American-based sorting equipment business, NRT has unveiled the development of a recyclables sorting machine which can use what it describes as an “additional layer of intelligence”.
Using the Max-Ai process, NRT – Tennessee-headquartered National Recovery Technologies – says that it has successfully integrated artificial intelligence (AI) into the company’s established ‘ColorPlus sorter’.
The additional layer of intelligence is said “to create new sorting capabilities by combining the ColorPlus sorter’s high volume and high confidence capabilities with Max’s person-like identification decisions”.
The ColorPlus sorter employs a high-resolution RGB colour line-scan sensor to identify and sort recyclables by colour. Max-AI technology employs a camera and deep-learning based AI to identify recyclables similar to the way a person does, the company explained.
Max-AI technology, launched by NRT parent company Bulk Handling Systems (BHS) in 2017, is already at work in more than 100 installations, which according to BHS makes it recycling’s leading AI offering. While most of these installations use the technology in collaboration with robotic sorters, the Max-AI VIS (Visual Identification System) is also installed as stand-alone equipment and has already been integrated into the NRT SpydIR with Max-AI.
Above: video of the NRT Colour Plus with AI
“From the beginning we realized Max was a game changer, not just for robotic sorters, but really for the industry on a system-wide level,” said BHS CEO Steve Miller.
“Cardboard isn’t always brown and a clear PET container isn’t always desired”
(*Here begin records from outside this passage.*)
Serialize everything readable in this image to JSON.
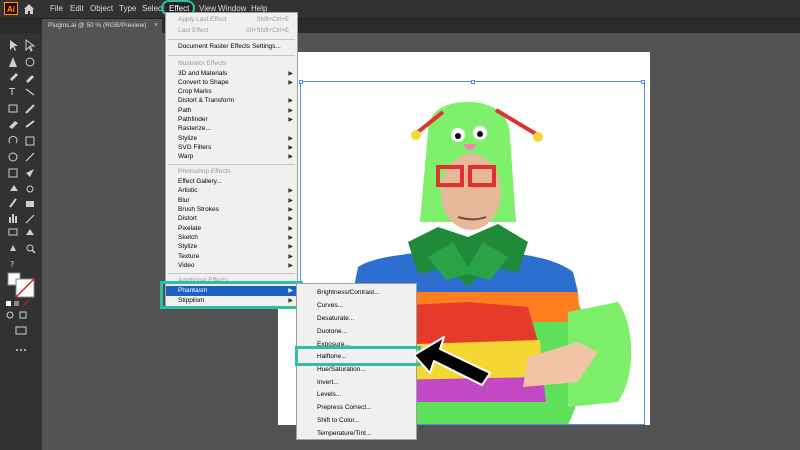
{
  "app": {
    "logo": "Ai"
  },
  "menubar": {
    "items": [
      "File",
      "Edit",
      "Object",
      "Type",
      "Select",
      "Effect",
      "View",
      "Window",
      "Help"
    ],
    "active": "Effect"
  },
  "tab": {
    "title": "Plugins.ai @ 50 % (RGB/Preview)",
    "close": "×"
  },
  "effect_menu": {
    "apply_last": {
      "label": "Apply Last Effect",
      "shortcut": "Shift+Ctrl+E"
    },
    "last": {
      "label": "Last Effect",
      "shortcut": "Alt+Shift+Ctrl+E"
    },
    "doc_raster": "Document Raster Effects Settings...",
    "illustrator_header": "Illustrator Effects",
    "illustrator_items": [
      "3D and Materials",
      "Convert to Shape",
      "Crop Marks",
      "Distort & Transform",
      "Path",
      "Pathfinder",
      "Rasterize...",
      "Stylize",
      "SVG Filters",
      "Warp"
    ],
    "photoshop_header": "Photoshop Effects",
    "photoshop_items": [
      "Effect Gallery...",
      "Artistic",
      "Blur",
      "Brush Strokes",
      "Distort",
      "Pixelate",
      "Sketch",
      "Stylize",
      "Texture",
      "Video"
    ],
    "plugin_header": "Additional Effects",
    "plugin_items": [
      "Phantasm",
      "Stipplism"
    ]
  },
  "phantasm_submenu": {
    "items": [
      "Brightness/Contrast...",
      "Curves...",
      "Desaturate...",
      "Duotone...",
      "Exposure...",
      "Halftone...",
      "Hue/Saturation...",
      "Invert...",
      "Levels...",
      "Prepress Correct...",
      "Shift to Color...",
      "Temperature/Tint..."
    ],
    "highlighted": "Halftone..."
  },
  "colors": {
    "accent_teal": "#2bbfa4",
    "selection_blue": "#4e8ff7",
    "menu_bg": "#f0f0f0",
    "ui_dark": "#323232"
  }
}
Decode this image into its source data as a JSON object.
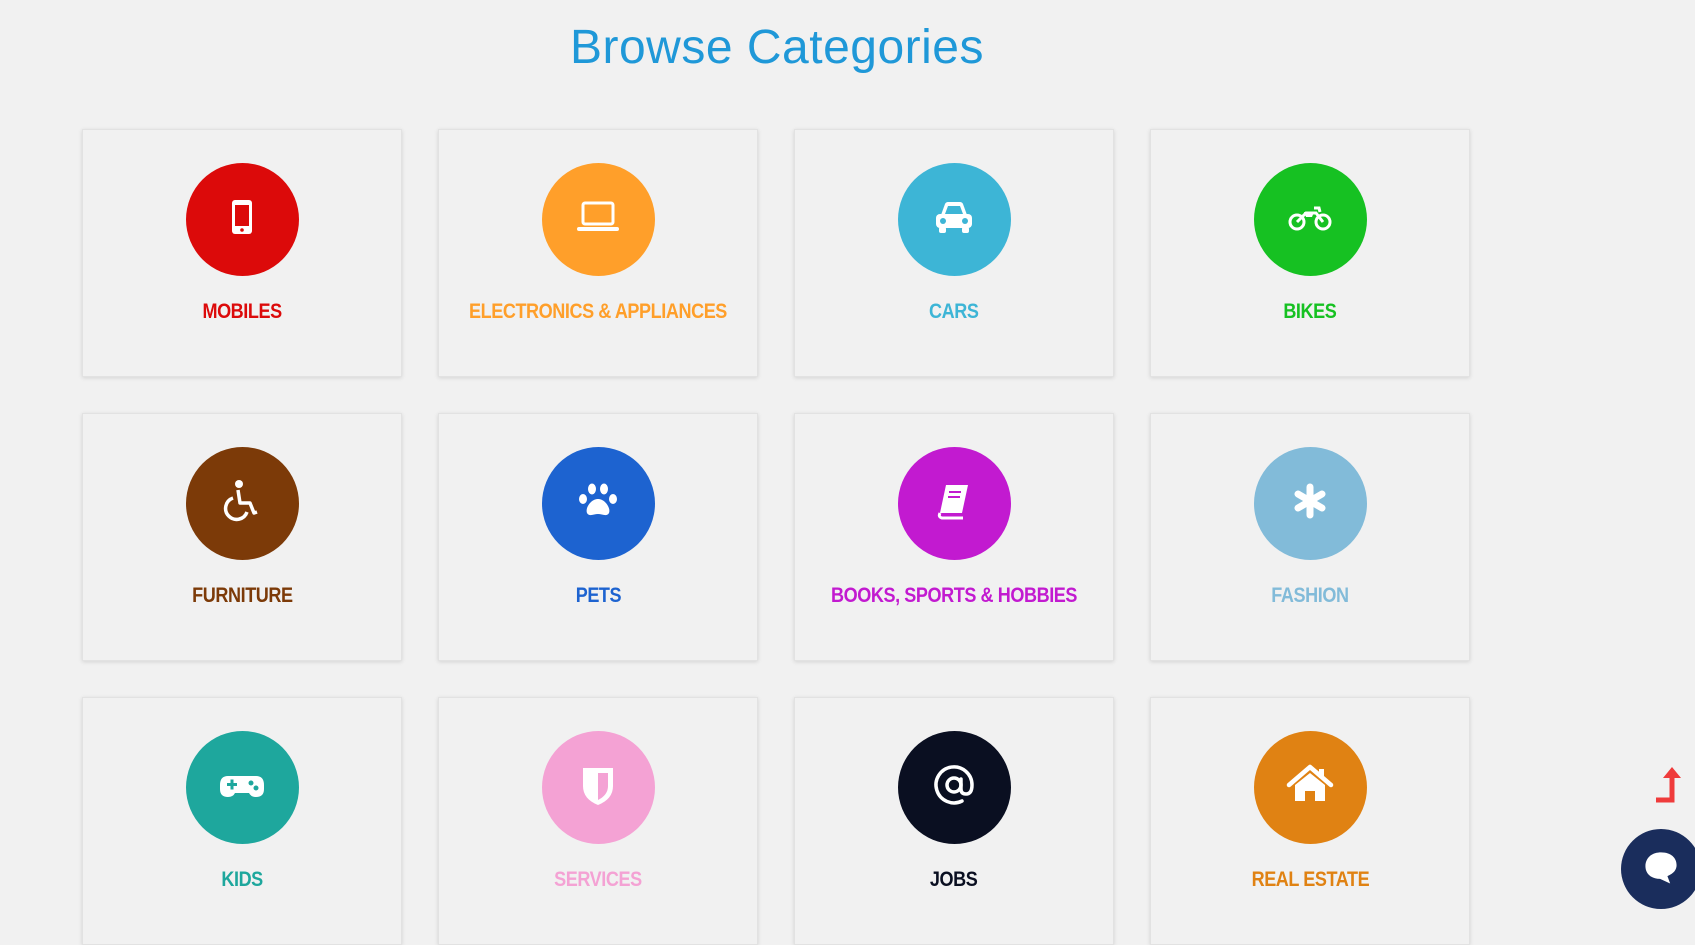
{
  "page": {
    "title": "Browse Categories"
  },
  "categories": [
    {
      "label": "MOBILES",
      "color": "#dc0a0a",
      "icon": "mobile-phone-icon"
    },
    {
      "label": "ELECTRONICS & APPLIANCES",
      "color": "#ff9f2a",
      "icon": "laptop-icon"
    },
    {
      "label": "CARS",
      "color": "#3db5d6",
      "icon": "car-icon"
    },
    {
      "label": "BIKES",
      "color": "#16c122",
      "icon": "motorcycle-icon"
    },
    {
      "label": "FURNITURE",
      "color": "#7c3a08",
      "icon": "wheelchair-icon"
    },
    {
      "label": "PETS",
      "color": "#1d63d0",
      "icon": "paw-icon"
    },
    {
      "label": "BOOKS, SPORTS & HOBBIES",
      "color": "#c21ad0",
      "icon": "book-icon"
    },
    {
      "label": "FASHION",
      "color": "#82bbd9",
      "icon": "asterisk-icon"
    },
    {
      "label": "KIDS",
      "color": "#1ea79d",
      "icon": "gamepad-icon"
    },
    {
      "label": "SERVICES",
      "color": "#f4a2d4",
      "icon": "shield-icon"
    },
    {
      "label": "JOBS",
      "color": "#0a0f21",
      "icon": "at-sign-icon"
    },
    {
      "label": "REAL ESTATE",
      "color": "#e08213",
      "icon": "house-icon"
    }
  ],
  "widgets": {
    "scroll_top_color": "#ef3b3b",
    "chat_color": "#1a2d5c"
  }
}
“This is another step forward as we continue to integrate Max into more of our equipment and intelligent system controls. NRT optical sorters are the best in the world at identifying material at very high confidence levels by colour or material composition, but sometimes the most effective sort requires the type of characterisation that a person can make – that’s where Max comes in.
“Cardboard isn’t always brown and a clear PET container isn’t always desired in the end product. The ColorPlus with Max-AI is going to solve a lot of sorting challenges for our customers and we are thrilled to introduce it to them,” Mr Miller concluded.
The first ColorPlus with Max-AI has been installed in a European paper recycling facility to purify the fibre stream by removing non-paper fibre, said BHS. In this case, Max-AI technology identifies material by type (ex., pizza box, cereal box, OCC, craft board, book, etc.). The ColorPlus™ technology is tuned to aggressively detect brown fibre. The combination of proven colour detection and the added layer of AI “ensures the ultimate removal of non-spec fibre. The technology has the flexibility to change what material types are targeted, allowing the customer to adjust along with market and material fluctuations.”
Bulk Handling Systems (BHS)